Transmission electron microscope image of bacterial magnetosomes from the sediments of Brownie Lake, Minnesota. Individual magnetite crystals are ~50 nanometers.


I am broadly interested in why the Earth is such a unique place in the Solar System, and in the role the Earth’s magnetic field plays in shaping our planet. Specifically, I am interested in how geological materials become magnetized, and what they tell us about the evolution of the Earth. My research uses rock and mineral magnetism to study a wide range of geologic processes, from basic geophysics governing the internal structure and dynamics of our planet, to surface processes and geo-environmental history. My approach is inherently multidisciplinary and multi-scalar, combining magnetic analyses (both well-established and non-traditional) with non-magnetic methods. The main research directions I am pursuing are:
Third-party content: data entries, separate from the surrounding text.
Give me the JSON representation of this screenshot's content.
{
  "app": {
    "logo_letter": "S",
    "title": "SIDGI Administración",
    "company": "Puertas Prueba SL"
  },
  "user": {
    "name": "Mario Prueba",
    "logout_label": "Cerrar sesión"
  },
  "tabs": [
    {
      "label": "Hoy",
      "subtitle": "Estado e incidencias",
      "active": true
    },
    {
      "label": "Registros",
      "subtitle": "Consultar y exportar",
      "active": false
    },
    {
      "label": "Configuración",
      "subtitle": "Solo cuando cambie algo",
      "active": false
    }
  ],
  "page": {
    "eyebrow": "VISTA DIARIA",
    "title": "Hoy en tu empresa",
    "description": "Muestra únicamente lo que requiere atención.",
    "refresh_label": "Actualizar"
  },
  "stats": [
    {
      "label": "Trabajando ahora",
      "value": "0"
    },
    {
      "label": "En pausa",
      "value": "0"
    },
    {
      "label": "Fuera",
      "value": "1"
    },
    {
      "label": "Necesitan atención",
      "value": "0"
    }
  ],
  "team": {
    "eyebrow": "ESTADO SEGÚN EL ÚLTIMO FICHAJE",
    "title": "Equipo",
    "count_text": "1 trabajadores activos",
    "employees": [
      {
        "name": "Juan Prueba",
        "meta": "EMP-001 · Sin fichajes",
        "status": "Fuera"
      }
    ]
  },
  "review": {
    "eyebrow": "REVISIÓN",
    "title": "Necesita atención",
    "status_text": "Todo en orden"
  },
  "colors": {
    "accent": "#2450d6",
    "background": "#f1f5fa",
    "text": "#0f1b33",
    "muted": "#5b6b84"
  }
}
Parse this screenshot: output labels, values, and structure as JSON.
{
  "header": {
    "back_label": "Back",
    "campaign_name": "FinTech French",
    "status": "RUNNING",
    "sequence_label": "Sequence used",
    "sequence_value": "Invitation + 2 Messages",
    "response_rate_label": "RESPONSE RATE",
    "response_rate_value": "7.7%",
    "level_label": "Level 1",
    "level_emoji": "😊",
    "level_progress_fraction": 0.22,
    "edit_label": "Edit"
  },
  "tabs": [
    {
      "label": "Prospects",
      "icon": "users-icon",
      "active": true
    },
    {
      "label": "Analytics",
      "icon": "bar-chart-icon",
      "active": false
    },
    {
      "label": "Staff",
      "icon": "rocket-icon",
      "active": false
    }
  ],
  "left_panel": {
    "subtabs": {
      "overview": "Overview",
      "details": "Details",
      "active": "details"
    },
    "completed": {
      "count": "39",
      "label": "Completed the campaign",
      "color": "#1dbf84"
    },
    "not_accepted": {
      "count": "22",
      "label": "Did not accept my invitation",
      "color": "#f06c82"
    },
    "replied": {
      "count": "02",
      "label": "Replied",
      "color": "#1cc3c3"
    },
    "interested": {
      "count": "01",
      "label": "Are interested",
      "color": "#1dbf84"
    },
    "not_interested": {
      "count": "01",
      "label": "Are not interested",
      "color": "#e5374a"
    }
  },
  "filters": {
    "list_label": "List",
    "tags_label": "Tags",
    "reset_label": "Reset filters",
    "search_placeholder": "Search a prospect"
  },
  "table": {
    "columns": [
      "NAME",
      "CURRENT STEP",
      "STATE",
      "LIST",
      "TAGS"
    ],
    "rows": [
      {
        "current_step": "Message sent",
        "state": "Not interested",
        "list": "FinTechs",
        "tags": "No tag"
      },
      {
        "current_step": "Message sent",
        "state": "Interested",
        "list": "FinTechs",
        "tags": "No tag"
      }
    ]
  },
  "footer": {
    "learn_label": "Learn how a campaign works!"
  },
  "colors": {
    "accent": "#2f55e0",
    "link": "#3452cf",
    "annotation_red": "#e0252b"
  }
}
1. How do magnetic minerals track past environmental conditions and biogeochemical cycles in nature, and help us predict future trends? I am working on innovative ways in which we can use magnetic minerals occurring in abundance in our surroundings to inform us about  past and present changes in the natural environment.

2. What can records of the Earth’s magnetic field preserved in rocks and minerals tell us about the evolution of the geodynamo? I am exploring the promising, yet relatively untapped, paleomagnetic archives that are speleothems, because they contain high-resolution geomagnetic records and can be dated with unparalleled precision.

3. How can we extract meaningful magnetic information from natural samples with complex histories or highly localized distributions of natural magnetic carriers? I am developing analysis tools that enable the visualization, measurement, and modeling of natural systems that hold answers to some of the key questions in geomagnetic research.

Areas of study